THE TASK
Which lines of the records below contain the word "JSON"? Report each of them in full.

Records drawn from a dataset

---

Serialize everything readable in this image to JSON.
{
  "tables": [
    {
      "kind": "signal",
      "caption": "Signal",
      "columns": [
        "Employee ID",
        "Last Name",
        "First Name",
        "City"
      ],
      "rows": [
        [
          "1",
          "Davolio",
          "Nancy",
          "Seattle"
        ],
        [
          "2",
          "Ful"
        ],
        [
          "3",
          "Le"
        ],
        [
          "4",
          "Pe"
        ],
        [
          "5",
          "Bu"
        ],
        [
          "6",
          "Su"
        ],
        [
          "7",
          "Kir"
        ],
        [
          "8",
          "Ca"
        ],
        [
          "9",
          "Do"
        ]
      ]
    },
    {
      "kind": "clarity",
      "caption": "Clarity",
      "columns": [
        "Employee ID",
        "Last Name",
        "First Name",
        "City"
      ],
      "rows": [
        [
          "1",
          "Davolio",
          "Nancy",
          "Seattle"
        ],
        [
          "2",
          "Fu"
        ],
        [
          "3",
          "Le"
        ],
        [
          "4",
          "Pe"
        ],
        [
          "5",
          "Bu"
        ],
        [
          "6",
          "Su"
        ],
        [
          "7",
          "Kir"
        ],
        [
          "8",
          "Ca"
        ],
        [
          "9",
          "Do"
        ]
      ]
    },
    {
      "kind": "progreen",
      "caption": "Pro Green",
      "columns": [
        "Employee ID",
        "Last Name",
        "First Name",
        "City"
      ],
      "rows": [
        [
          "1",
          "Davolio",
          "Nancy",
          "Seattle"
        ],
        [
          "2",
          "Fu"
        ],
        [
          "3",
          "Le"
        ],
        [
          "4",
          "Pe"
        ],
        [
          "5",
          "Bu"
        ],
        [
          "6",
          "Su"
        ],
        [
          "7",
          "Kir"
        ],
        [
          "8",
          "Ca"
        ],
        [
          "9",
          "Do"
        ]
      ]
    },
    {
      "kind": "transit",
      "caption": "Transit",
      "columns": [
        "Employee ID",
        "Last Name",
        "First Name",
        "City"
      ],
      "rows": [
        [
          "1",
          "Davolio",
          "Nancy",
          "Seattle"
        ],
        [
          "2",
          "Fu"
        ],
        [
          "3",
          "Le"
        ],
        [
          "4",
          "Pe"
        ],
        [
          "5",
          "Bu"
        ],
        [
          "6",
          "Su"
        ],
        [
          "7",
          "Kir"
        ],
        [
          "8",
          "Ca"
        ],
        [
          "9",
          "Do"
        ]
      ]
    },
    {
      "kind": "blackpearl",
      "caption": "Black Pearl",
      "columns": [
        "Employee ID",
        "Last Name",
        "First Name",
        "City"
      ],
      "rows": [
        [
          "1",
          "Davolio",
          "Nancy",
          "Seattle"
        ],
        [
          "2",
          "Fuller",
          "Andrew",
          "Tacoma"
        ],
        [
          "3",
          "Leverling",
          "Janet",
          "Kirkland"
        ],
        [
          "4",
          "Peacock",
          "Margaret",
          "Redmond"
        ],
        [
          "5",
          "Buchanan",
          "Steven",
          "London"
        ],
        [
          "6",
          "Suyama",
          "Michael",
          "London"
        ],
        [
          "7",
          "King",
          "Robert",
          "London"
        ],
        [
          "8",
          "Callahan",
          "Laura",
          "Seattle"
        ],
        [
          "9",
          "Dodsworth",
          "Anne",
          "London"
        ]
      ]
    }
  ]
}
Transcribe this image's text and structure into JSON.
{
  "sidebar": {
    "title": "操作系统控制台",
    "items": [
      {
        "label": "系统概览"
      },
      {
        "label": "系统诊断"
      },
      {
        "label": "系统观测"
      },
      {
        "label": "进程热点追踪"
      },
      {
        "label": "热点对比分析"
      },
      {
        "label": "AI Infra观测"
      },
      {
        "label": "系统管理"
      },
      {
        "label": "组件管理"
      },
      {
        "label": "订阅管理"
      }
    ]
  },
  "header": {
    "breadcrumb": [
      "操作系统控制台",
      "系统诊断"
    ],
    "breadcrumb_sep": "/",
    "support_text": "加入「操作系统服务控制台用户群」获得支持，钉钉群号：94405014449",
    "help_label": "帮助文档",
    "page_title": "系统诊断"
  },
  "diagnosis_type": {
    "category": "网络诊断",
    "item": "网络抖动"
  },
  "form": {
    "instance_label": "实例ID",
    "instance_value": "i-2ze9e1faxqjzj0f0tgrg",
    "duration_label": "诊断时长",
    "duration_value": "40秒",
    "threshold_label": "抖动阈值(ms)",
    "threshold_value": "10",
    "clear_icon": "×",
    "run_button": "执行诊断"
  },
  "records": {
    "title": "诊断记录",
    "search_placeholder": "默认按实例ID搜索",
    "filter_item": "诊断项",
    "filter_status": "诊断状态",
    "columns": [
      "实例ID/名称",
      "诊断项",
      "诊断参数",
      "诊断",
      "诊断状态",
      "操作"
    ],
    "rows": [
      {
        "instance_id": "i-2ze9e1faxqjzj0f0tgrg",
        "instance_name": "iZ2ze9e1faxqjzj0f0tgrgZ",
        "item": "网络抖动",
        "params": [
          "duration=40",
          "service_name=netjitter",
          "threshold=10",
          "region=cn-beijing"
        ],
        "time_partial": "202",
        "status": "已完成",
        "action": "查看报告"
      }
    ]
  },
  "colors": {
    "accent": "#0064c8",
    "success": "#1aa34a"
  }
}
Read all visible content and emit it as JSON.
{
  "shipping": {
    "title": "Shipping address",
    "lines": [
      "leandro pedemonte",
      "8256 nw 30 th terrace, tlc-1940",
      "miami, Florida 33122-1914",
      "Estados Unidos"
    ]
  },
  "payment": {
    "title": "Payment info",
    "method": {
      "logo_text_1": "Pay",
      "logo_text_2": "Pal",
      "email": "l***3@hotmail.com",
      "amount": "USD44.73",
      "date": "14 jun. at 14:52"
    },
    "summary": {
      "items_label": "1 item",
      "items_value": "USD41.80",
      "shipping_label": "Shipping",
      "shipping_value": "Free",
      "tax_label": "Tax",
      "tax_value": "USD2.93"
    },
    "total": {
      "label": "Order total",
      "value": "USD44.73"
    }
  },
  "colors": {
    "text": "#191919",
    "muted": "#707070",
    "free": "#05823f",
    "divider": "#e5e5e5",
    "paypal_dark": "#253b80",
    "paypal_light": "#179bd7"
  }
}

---

EXERCISE OUTPUT
Serialize everything readable in this image to JSON.
Transcribe this image's text and structure into JSON.
Read all visible content and emit it as JSON.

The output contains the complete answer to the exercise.